- **YOUR TASK**
Would you please output the data exactly, omitting no line?
** Opening INFORMATION SHOWN block **
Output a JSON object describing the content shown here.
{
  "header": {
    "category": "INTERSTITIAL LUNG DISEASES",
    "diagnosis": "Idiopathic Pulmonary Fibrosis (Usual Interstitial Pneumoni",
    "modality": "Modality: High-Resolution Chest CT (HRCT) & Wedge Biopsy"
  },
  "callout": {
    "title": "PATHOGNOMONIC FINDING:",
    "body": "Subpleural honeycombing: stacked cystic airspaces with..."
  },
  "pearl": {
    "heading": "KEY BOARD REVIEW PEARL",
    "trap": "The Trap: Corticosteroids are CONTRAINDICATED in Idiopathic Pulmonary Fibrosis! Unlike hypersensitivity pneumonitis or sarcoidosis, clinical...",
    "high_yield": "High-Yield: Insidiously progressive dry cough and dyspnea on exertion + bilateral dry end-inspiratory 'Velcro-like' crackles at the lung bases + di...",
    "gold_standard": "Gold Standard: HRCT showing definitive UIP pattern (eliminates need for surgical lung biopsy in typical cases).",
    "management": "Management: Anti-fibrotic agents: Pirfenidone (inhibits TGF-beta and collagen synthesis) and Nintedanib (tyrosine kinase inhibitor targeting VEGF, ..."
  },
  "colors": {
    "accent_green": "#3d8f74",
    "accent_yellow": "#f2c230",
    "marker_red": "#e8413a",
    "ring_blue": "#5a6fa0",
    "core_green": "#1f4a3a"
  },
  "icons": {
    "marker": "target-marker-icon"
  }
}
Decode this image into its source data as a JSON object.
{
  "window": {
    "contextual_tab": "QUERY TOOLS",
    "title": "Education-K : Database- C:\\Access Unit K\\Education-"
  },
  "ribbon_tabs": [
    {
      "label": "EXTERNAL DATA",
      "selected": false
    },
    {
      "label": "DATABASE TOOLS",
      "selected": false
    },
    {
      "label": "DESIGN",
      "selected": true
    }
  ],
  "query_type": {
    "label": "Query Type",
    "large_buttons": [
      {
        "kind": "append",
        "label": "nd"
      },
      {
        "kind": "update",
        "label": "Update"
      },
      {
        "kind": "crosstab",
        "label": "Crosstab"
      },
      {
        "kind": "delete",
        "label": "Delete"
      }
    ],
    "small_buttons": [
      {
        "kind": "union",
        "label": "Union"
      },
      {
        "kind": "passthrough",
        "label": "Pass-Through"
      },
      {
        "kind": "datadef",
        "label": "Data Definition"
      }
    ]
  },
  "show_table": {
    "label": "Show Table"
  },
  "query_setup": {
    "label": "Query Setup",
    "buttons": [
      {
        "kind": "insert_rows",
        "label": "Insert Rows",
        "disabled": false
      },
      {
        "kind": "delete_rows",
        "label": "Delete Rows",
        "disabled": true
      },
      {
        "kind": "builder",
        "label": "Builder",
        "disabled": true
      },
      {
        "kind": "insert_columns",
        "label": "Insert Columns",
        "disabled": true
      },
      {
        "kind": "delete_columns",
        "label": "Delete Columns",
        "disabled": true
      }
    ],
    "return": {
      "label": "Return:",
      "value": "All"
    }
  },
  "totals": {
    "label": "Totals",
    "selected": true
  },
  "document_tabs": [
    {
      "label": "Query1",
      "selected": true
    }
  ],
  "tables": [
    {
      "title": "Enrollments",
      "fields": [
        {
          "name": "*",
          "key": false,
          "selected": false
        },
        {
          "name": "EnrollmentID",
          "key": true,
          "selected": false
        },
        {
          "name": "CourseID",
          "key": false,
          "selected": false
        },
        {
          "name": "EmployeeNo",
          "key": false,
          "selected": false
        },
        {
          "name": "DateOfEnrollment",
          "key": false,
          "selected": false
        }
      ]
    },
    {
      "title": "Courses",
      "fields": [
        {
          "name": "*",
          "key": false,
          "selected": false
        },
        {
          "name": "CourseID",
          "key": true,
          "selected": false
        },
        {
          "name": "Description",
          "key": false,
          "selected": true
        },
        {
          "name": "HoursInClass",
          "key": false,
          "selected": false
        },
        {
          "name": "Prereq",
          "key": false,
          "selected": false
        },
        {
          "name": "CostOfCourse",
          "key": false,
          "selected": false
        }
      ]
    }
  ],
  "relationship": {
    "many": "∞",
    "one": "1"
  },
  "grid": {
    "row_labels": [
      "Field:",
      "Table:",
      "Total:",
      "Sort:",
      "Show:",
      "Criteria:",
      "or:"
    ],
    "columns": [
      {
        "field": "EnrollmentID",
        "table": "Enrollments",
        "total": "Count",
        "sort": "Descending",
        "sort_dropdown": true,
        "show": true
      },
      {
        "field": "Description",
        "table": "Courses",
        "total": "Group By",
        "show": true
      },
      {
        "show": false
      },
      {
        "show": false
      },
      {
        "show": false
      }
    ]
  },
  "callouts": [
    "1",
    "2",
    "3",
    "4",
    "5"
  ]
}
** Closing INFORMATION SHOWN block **
- **TASK ANSWER**
Output a JSON object describing the content shown here.
{
  "header": {
    "category": "INTERSTITIAL LUNG DISEASES",
    "diagnosis": "Idiopathic Pulmonary Fibrosis (Usual Interstitial Pneumoni",
    "modality": "Modality: High-Resolution Chest CT (HRCT) & Wedge Biopsy"
  },
  "callout": {
    "title": "PATHOGNOMONIC FINDING:",
    "body": "Subpleural honeycombing: stacked cystic airspaces with..."
  },
  "pearl": {
    "heading": "KEY BOARD REVIEW PEARL",
    "trap": "The Trap: Corticosteroids are CONTRAINDICATED in Idiopathic Pulmonary Fibrosis! Unlike hypersensitivity pneumonitis or sarcoidosis, clinical...",
    "high_yield": "High-Yield: Insidiously progressive dry cough and dyspnea on exertion + bilateral dry end-inspiratory 'Velcro-like' crackles at the lung bases + di...",
    "gold_standard": "Gold Standard: HRCT showing definitive UIP pattern (eliminates need for surgical lung biopsy in typical cases).",
    "management": "Management: Anti-fibrotic agents: Pirfenidone (inhibits TGF-beta and collagen synthesis) and Nintedanib (tyrosine kinase inhibitor targeting VEGF, ..."
  },
  "colors": {
    "accent_green": "#3d8f74",
    "accent_yellow": "#f2c230",
    "marker_red": "#e8413a",
    "ring_blue": "#5a6fa0",
    "core_green": "#1f4a3a"
  },
  "icons": {
    "marker": "target-marker-icon"
  }
}
Decode this image into its source data as a JSON object.
{
  "window": {
    "contextual_tab": "QUERY TOOLS",
    "title": "Education-K : Database- C:\\Access Unit K\\Education-"
  },
  "ribbon_tabs": [
    {
      "label": "EXTERNAL DATA",
      "selected": false
    },
    {
      "label": "DATABASE TOOLS",
      "selected": false
    },
    {
      "label": "DESIGN",
      "selected": true
    }
  ],
  "query_type": {
    "label": "Query Type",
    "large_buttons": [
      {
        "kind": "append",
        "label": "nd"
      },
      {
        "kind": "update",
        "label": "Update"
      },
      {
        "kind": "crosstab",
        "label": "Crosstab"
      },
      {
        "kind": "delete",
        "label": "Delete"
      }
    ],
    "small_buttons": [
      {
        "kind": "union",
        "label": "Union"
      },
      {
        "kind": "passthrough",
        "label": "Pass-Through"
      },
      {
        "kind": "datadef",
        "label": "Data Definition"
      }
    ]
  },
  "show_table": {
    "label": "Show Table"
  },
  "query_setup": {
    "label": "Query Setup",
    "buttons": [
      {
        "kind": "insert_rows",
        "label": "Insert Rows",
        "disabled": false
      },
      {
        "kind": "delete_rows",
        "label": "Delete Rows",
        "disabled": true
      },
      {
        "kind": "builder",
        "label": "Builder",
        "disabled": true
      },
      {
        "kind": "insert_columns",
        "label": "Insert Columns",
        "disabled": true
      },
      {
        "kind": "delete_columns",
        "label": "Delete Columns",
        "disabled": true
      }
    ],
    "return": {
      "label": "Return:",
      "value": "All"
    }
  },
  "totals": {
    "label": "Totals",
    "selected": true
  },
  "document_tabs": [
    {
      "label": "Query1",
      "selected": true
    }
  ],
  "tables": [
    {
      "title": "Enrollments",
      "fields": [
        {
          "name": "*",
          "key": false,
          "selected": false
        },
        {
          "name": "EnrollmentID",
          "key": true,
          "selected": false
        },
        {
          "name": "CourseID",
          "key": false,
          "selected": false
        },
        {
          "name": "EmployeeNo",
          "key": false,
          "selected": false
        },
        {
          "name": "DateOfEnrollment",
          "key": false,
          "selected": false
        }
      ]
    },
    {
      "title": "Courses",
      "fields": [
        {
          "name": "*",
          "key": false,
          "selected": false
        },
        {
          "name": "CourseID",
          "key": true,
          "selected": false
        },
        {
          "name": "Description",
          "key": false,
          "selected": true
        },
        {
          "name": "HoursInClass",
          "key": false,
          "selected": false
        },
        {
          "name": "Prereq",
          "key": false,
          "selected": false
        },
        {
          "name": "CostOfCourse",
          "key": false,
          "selected": false
        }
      ]
    }
  ],
  "relationship": {
    "many": "∞",
    "one": "1"
  },
  "grid": {
    "row_labels": [
      "Field:",
      "Table:",
      "Total:",
      "Sort:",
      "Show:",
      "Criteria:",
      "or:"
    ],
    "columns": [
      {
        "field": "EnrollmentID",
        "table": "Enrollments",
        "total": "Count",
        "sort": "Descending",
        "sort_dropdown": true,
        "show": true
      },
      {
        "field": "Description",
        "table": "Courses",
        "total": "Group By",
        "show": true
      },
      {
        "show": false
      },
      {
        "show": false
      },
      {
        "show": false
      }
    ]
  },
  "callouts": [
    "1",
    "2",
    "3",
    "4",
    "5"
  ]
}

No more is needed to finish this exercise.